Supporters worked to get the project on the county’s 2011 SPLOST list, and it’s received plenty of additional help and donations during construction. It’s also provided a financial boost to 23 local businesses that have earned a combined $420,328 for work on the project.
Project Consultant Tamara Richardson gave a project update to the Newton County Board of Commissioners last week, in advance of a vote to accept a bid to build a metal roof on the complex’s concession building.
Miracle League fields are specially-designed rubber softball/baseball fields for special-needs children, and Covington is having one built at City Pond Park.
Metal roof bid
Construction continues on the concession building and park entrance for the field, and one of the next steps is to place a metal roof on the building.
The Board of Commissioners received bids for the roof but tabled them at the request of Commissioner Levie Maddox, who wanted the board to consider choosing a local business to install the roof even though the low bid was from an outside firm.
After Richardson’s presentation, Maddox made a motion to accept the low bid, even though it wasn’t local, of $31,000, by Loganville-based Paul Kent Construction.
Oxford-based Outback Companies had a bid of $35,500, while Covington-based SteelCo Buildings had a bid of $35,650.
The bid covers the cost of the roof and its installation, as well as trim, gutters and downspouts.
The field is still set to have its grand opening in 2014, but Richardson said she didn’t know when construction would be completed.
Construction started in September 2012, and the facility was originally supposed to take eight to 12 months to complete, but rain has delayed work, Richardson said. However, labor is being provided by the Georgia Dept. of Corrections, so no extra costs are being incurred there.
Construction is estimated to cost a total of $1.63 million, with $1.5 million coming from the 2011 SPLOST – via a construction loan from Newton Federal Bank - $100,000 coming from a state grant, and $36,592 in other donations. Richardson previously said free labor would save between $500,000 and $700,000 in costs.
Not included in that total is a special-needs playground that will be paid for entirely by community donations. To date, Richardson said the playground has received $175,221 in donations.
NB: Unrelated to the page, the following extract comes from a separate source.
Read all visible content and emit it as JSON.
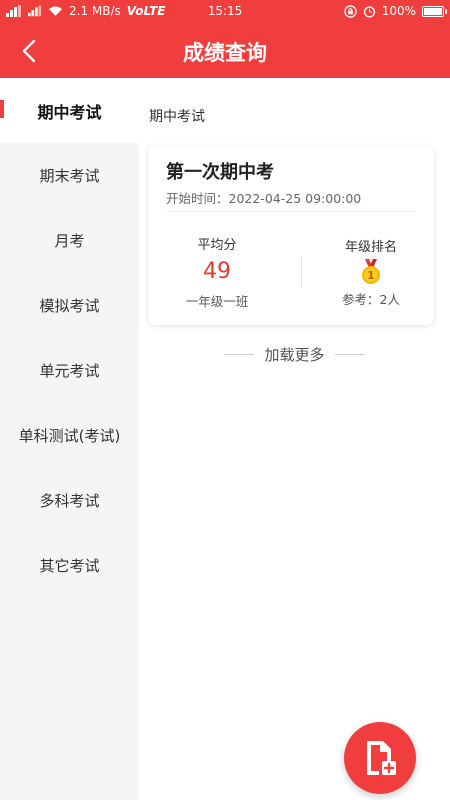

The playground would be different from traditional handicapped-accessible playgrounds.
In addition, the project has received $491,107 in general donations since 2009.
Besides the Miracle League field, which is smaller than a traditional field, special-needs playground and concession and accessory buildings, other recreational baseball fields are planned if funding allows.
According to the Newton County School System, there are 2,538 special-needs children in local schools; however, Richardson has said previously the Miracle League field is expected to draw from a 60-mile radius, which would reach into surrounding counties.
While local companies haven’t worked on every aspect of the project, Richardson said $420,328 has been spent with Newton County-based businesses for the parking lot, landscaping, utility work, irrigation and other work. More money is expected to be spent locally in the future.
Several companies have also donated work to the project or given discounts on items, including utility infrastructure, stone, playground equipment and lighting. Several local restaurants have provided food, which is used to feed inmates every Thursday during construction.